I’m sure you know that there are two versions of the story of Creation in the book of Genesis. The first book of the bible. The one that may be most familiar is God creating the world in 7 days. In this version of the story, God speaks and creation happens. It’s a pretty neat and tidy description of the origins of things. This version which is actually written later than the other takes up the first chapter and the first three verses of Chapter 2. But then there is the second version. It is considered to be much earlier in composition. In this version it is not a matter of God acting from a distance but rather God gets his hands (metaphorically speaking) really messy. God creates the human person from the dust, the earth, the mud, the clay of the earth. You know what it’s like to play in the mud, or dig in the dirt or mold clay. IT’s pretty messy. This version of Creation stresses how messy things are in this world. Not so neat and clean. God even does mouth-to mouth resuscitaion with the human. Again not very neat and clean. And the description of the differntiation of the human into man and woman, the classic “rib” story is also not very neat and orderly. It’s pretty messy.

I hope you have figured out the theme of my preaching for today. Life is messy. God is right there in the mess of things. Of course we would like it if everything in this world, especially our relationships were orderly, predictable, everything in its place. But that’s not the way things are. In the gospel today, the Pharisess want to mess with Jesus. They want to put him to the test, so that they can say that he is not faithful to the law. Their interpretation of the divorce law is neat and clean. According to Moses, all that a husband has to do is write the decree of divorce and he can wash his hand clean of any responsibility to his wife. But Jesus responds in a way that refuses to make everything so arbitary and easy. He gives equal responsibility to the woman as to the man. Human relationships, especially one as intimate as marriage demand a genuine partnership. When God bind two together as one, it should not be a simple matter of one having the power to decide that they are no longer bound together. It’s interesting to hear this Gospel in the light of the Genesis reading. There God is separating, making two from one. Here God is joining, making one from two.

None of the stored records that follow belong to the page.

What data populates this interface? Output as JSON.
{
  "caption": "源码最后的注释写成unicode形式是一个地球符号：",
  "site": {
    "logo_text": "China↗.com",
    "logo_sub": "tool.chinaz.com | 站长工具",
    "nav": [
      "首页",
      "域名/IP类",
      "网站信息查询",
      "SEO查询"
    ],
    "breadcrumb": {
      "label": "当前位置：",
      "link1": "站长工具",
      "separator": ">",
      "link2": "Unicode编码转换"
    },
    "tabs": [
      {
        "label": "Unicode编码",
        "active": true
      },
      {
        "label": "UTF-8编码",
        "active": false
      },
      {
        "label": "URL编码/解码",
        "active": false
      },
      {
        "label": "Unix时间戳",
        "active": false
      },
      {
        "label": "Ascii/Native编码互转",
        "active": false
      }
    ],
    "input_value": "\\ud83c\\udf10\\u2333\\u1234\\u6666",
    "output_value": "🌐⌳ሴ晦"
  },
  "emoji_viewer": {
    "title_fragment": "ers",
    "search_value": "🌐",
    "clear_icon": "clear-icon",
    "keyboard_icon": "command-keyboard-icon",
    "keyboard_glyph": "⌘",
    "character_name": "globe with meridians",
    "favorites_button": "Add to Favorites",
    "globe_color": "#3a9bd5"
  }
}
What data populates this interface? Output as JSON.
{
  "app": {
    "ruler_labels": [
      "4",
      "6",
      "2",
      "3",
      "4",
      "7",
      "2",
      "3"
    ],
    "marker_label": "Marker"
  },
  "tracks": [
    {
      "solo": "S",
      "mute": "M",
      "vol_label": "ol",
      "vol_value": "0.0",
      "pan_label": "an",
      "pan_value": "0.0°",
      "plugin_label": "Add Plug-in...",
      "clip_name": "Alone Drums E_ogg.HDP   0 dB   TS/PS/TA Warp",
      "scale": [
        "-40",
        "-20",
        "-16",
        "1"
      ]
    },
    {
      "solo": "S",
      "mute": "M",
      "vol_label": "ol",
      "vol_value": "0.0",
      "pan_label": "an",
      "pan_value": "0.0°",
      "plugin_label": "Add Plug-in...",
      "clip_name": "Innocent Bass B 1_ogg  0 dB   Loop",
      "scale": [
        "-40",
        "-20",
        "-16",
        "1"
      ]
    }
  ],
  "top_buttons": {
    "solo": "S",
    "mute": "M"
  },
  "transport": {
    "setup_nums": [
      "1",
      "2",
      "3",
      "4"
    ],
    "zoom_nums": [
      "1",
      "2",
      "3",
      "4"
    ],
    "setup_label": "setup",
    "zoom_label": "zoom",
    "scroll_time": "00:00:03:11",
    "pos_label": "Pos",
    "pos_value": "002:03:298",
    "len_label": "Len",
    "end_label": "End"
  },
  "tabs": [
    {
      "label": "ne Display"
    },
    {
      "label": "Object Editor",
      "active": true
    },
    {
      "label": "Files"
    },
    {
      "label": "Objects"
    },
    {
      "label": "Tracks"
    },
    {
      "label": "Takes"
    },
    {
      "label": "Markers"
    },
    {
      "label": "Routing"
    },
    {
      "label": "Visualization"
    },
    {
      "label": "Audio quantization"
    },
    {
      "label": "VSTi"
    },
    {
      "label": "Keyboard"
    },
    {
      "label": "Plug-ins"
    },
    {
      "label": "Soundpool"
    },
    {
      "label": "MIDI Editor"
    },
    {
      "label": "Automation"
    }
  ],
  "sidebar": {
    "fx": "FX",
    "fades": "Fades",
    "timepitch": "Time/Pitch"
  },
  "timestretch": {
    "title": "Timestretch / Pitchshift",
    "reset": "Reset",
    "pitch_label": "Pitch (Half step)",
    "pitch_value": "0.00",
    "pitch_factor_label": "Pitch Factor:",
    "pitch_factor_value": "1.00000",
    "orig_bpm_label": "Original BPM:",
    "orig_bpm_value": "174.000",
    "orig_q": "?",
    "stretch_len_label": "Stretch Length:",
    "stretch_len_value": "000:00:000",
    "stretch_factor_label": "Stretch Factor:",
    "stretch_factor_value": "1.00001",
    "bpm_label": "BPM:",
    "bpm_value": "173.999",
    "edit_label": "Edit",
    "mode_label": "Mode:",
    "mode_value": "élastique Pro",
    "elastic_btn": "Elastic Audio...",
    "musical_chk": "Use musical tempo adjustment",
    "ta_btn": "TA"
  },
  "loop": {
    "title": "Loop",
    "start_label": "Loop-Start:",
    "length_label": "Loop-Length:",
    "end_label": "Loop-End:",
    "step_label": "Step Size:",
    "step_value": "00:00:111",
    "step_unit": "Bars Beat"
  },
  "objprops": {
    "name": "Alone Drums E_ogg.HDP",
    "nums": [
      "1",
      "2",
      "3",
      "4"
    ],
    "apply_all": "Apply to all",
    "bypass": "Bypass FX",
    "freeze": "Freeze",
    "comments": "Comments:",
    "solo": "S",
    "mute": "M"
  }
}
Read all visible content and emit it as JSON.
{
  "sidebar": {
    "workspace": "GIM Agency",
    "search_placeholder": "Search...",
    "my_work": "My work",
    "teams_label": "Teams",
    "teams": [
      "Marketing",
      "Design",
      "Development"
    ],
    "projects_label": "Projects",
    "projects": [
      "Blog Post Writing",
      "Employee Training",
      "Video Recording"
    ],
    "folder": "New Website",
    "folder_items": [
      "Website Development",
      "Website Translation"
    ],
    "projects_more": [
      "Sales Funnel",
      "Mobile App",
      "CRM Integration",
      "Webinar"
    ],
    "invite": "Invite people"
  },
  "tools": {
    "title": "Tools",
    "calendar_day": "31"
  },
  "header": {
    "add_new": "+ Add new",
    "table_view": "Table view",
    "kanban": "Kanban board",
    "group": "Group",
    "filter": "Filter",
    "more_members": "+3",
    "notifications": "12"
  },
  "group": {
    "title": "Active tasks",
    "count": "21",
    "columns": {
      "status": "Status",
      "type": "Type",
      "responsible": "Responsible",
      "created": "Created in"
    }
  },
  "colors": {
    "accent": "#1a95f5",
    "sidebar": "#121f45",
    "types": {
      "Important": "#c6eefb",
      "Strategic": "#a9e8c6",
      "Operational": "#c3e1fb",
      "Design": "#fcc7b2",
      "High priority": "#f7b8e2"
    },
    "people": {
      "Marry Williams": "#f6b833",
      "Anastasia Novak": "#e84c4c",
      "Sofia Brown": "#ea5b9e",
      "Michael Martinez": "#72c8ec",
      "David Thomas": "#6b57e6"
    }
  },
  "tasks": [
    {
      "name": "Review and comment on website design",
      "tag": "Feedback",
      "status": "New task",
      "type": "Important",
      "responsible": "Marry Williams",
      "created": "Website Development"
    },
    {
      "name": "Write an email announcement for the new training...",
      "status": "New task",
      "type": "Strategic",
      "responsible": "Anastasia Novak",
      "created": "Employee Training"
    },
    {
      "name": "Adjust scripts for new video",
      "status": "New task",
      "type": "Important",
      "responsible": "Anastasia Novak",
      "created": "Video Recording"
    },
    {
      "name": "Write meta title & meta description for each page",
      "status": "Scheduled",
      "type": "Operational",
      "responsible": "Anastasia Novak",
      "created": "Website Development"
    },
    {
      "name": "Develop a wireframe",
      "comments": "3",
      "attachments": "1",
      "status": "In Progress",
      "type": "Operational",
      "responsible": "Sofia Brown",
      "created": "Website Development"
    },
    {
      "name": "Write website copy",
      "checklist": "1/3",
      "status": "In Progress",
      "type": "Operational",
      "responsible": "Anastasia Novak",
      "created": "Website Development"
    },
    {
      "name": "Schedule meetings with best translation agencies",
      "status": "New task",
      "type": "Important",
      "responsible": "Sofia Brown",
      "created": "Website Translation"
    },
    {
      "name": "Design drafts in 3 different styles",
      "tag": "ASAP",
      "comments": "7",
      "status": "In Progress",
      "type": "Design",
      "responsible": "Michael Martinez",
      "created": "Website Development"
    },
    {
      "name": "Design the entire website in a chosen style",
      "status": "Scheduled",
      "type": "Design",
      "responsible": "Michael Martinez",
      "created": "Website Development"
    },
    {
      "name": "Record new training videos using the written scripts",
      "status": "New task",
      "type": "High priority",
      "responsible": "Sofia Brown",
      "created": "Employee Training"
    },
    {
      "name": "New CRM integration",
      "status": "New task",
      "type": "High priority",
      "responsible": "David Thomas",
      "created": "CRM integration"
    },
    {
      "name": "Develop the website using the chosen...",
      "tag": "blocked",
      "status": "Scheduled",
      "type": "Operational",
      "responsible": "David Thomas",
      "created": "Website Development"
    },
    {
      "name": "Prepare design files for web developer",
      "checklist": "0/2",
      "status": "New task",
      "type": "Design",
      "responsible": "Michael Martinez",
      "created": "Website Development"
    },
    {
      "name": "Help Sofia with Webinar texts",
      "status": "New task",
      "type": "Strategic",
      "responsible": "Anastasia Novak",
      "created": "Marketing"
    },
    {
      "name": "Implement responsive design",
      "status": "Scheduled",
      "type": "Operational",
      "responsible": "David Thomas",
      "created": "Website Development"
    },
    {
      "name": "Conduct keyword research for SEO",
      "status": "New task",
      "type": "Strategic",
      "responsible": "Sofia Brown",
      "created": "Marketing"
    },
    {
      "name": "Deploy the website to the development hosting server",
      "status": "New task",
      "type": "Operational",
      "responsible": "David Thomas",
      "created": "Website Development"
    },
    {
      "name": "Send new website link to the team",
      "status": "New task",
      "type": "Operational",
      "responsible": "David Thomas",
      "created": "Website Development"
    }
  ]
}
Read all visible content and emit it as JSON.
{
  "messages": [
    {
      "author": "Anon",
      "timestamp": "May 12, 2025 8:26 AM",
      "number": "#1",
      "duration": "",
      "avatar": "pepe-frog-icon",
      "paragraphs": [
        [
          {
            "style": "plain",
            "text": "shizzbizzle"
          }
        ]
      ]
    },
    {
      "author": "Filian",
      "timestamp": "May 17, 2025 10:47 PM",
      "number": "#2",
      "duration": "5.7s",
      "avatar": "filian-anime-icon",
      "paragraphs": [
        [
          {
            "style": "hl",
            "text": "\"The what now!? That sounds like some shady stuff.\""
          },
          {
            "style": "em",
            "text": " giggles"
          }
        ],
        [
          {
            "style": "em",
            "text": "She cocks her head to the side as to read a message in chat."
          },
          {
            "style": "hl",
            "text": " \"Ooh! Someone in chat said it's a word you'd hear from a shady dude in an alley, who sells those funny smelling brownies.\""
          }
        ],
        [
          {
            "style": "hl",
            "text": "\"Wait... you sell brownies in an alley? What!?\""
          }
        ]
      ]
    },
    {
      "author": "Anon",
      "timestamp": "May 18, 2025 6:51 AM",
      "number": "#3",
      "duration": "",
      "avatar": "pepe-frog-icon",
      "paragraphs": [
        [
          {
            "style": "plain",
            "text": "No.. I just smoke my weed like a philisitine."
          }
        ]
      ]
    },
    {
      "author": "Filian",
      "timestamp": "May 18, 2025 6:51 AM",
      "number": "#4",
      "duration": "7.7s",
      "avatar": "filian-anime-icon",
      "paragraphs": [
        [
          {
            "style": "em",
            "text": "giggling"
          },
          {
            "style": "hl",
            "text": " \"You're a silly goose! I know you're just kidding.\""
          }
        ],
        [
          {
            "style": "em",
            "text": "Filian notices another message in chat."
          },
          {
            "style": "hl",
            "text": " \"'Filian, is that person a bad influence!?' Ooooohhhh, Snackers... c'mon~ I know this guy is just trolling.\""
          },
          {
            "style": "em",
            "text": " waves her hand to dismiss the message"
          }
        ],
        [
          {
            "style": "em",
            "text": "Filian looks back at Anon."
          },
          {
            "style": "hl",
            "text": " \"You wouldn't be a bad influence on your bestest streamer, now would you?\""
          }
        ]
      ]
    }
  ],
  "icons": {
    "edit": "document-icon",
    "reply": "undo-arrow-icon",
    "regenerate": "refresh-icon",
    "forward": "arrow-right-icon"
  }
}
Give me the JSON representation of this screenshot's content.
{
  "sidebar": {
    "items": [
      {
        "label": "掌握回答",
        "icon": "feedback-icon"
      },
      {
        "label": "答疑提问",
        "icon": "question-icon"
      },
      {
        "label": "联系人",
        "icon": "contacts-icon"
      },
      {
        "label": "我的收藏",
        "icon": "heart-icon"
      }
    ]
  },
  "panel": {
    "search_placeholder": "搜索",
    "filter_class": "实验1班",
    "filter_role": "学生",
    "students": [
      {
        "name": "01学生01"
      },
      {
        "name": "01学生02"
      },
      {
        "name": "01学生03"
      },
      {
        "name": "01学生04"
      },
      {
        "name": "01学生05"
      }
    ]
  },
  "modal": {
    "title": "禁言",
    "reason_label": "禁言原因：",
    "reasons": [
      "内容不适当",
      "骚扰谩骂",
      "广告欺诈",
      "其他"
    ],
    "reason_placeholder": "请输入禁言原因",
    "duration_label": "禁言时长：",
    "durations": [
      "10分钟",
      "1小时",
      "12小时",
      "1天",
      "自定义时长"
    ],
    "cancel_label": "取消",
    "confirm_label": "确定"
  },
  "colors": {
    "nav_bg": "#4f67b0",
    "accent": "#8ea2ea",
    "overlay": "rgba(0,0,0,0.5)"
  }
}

It is important to hear this passage, though, not as a condemnation of someone whose marriage has broken down. The Pharisees question is a legal one. And jesus responds with a reinterpretation of law. They do not ask him a “pastoral” question. More than anyone, jesus knows the complexity of the human heart, human failing and sinfulness. Jesus knows as well how “messy” things in life can get. What is missing from the question of the Pharisees and from Jesus’ response is anything that gives the human context of a failed marriage.

That’s why we have a church and pastoral people to help sort out the messes that we sometimes get ourselves into.


Copyright © 2007 St. Ignatius.